GOAL OF THE EXERCISE:
Return only those lines of the records below in which "JSON" appears.

Recorded data:
□ □ □ □

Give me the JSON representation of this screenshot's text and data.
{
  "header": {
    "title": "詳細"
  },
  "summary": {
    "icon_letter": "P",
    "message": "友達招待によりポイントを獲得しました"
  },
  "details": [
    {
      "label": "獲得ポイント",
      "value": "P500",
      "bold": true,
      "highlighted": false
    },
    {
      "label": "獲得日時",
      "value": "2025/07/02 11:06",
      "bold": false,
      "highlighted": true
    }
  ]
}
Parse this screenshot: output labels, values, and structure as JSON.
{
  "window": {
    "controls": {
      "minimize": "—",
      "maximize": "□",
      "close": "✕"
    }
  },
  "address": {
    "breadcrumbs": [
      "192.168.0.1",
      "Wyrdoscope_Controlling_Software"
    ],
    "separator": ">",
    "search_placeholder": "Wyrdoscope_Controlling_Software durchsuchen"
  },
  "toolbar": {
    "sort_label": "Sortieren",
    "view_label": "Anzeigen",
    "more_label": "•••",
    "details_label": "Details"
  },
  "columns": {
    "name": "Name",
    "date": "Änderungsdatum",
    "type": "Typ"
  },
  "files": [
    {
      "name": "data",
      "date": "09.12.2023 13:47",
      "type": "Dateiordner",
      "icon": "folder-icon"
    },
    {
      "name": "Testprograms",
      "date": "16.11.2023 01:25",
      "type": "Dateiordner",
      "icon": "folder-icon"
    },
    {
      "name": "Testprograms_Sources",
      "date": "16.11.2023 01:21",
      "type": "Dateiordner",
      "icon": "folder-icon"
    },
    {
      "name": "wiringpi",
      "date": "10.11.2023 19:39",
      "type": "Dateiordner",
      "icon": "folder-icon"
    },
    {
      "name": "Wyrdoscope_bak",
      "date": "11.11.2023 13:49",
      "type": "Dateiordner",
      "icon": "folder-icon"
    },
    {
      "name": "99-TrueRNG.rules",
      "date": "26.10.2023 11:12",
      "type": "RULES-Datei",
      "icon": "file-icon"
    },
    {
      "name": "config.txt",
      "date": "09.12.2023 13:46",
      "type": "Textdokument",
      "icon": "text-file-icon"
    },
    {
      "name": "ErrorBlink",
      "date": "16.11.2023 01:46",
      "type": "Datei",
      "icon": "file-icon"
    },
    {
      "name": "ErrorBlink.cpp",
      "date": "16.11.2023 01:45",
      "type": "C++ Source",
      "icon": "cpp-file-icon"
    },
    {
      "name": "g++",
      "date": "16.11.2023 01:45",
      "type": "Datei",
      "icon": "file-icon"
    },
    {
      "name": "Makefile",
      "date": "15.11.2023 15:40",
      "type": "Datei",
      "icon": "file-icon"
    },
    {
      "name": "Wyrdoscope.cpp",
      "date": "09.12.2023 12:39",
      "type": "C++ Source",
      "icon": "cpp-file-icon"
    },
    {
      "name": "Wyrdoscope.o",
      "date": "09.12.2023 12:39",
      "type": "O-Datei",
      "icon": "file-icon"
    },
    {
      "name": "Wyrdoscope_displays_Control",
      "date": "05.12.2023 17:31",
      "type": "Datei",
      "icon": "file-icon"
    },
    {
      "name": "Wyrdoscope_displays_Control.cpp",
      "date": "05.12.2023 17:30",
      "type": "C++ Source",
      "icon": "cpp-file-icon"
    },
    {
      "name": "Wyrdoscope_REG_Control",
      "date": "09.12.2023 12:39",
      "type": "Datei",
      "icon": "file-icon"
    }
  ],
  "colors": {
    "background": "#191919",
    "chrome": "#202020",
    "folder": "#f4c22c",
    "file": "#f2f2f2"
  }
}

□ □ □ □

ANSWER AREA:
Give me the JSON representation of this screenshot's text and data.
Parse this screenshot: output labels, values, and structure as JSON.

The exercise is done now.